Of the low-frequency processors in the test, I prefer Renaissance Bass unless I need more control, in which case I go for Maxx Bass. The small-speaker process from Waves is a winner for me. It's great for treating audio that you know is going to be played on radios or TVs. I wasn't particularly impressed with Big Bottom Pro — it doesn't add harmonics, just compresses the bottom end, so it is no good for the small-speaker trick — and I didn't particularly like the graphic interface on PSP's Mix Bass; the window is too small, so I can't see all the information.
I like the Unlink feature in Aphex's Aural Exciter.
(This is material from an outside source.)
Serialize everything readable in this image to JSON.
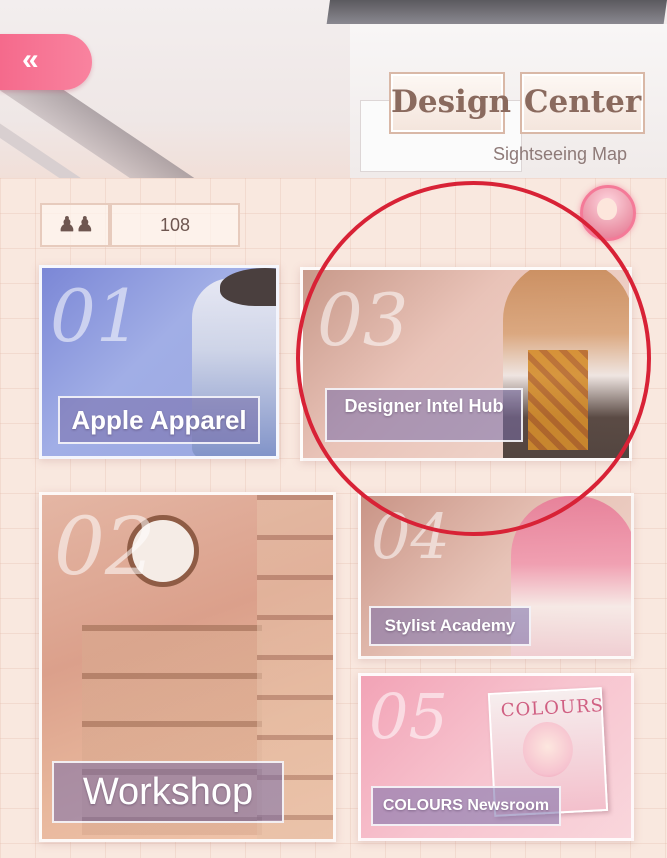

For example, I tried a range of different settings on the left and right channels of a solo vocal, and it definitely helped to give the track a sense of spread and space. I also tried it on an acoustic guitar track, where again, it opened out the sound when used in moderation. Like all these processes, it can make the result tiring to listen to, so remember to keep checking and comparing the sound to make sure you don't overdo it. The effect of SPR is very subtle to my ears and initially, I couldn't really decide whether I preferred it in or out; after some very careful listening on a variety of source material, though, I wasn't impressed and would tend to leave the SPR switch off.
The Mix Treble plug-in seems to be designed more as a restoration tool, as the hiss remover and transients sections are both designed to try to undo the damage from poor recording equipment or incompetent users! I found it very easy to overdo the Transient processing, which resulted in louder elements 'popping' out of the mix. The Enhance section was very nice at spreading and putting more space into sounds, but it was very easy to put the Harmonics section into distortion and end up with a fuzz guitar sound instead of a pleasant acoustic guitar, so as before, it is definitely a case of 'little is best'. Having 38 presets to start from is a very nice touch, but you definitely need to understand exactly how each of the sections works to get the best out of them. I didn't get very far with Mix Treble without reading the manual, and I still felt as though I was working blind, as there are no meters or any other indication of how much of anything you are using.
The Harmonic Exciter in Izotope's Ozone is my favourite of all the high-frequency processors by miles. It is intuitive, the metering and the interface tell you exactly what is going on, the interface works well when driven by a mouse (as you all know by now, I don't particularly get on with interfaces that use rotary controls) and the results from it sound very sweet and smooth, with more space and air. I could get very good sounds from it without having to refer to the manual to understand how it works. The addition of band delays to create a BBE-type effect is a bonus, as is the option to use 'tube' saturation. This creates a smooth sound, and with all the bands in use, you can create a valvey sound across the whole range.
To sum up this workshop on enhancers of all descriptions, the core tip is to use small doses of the chosen effect and constantly check back with the bypass button, listening to other tracks to make sure you don't overdo it. In the constant drive to create louder and brighter mixes, Waves' Maxx Bass or Renaissance Bass and Izotope's Ozone 3 Harmonic Exciter stand well out of the crowd as the tools to use from this bag.
Ozone £169.99 including VAT.
M-Audio UK +44 (0)1923 204010.
+44 (0)1923 204039.
Aural Exciter & Big Bottom Pro bundle (TDM only) £334.86 including VAT.
Digidesign UK +44 (0)1753 655999.
+44 (0)1753 658501.
Maxx Bass £252 (TDM) or £126 (RTAS); Renaissance Maxx bundle (includes Renaissance Bass) £875.38 (TDM) or £440.63 (RTAS). Prices include VAT.
Sonic Distribution +44 (0)1582 470260.
+44 (0)1582 470269.
Mix Pack (includes Mix Bass & Mix Treble) $149.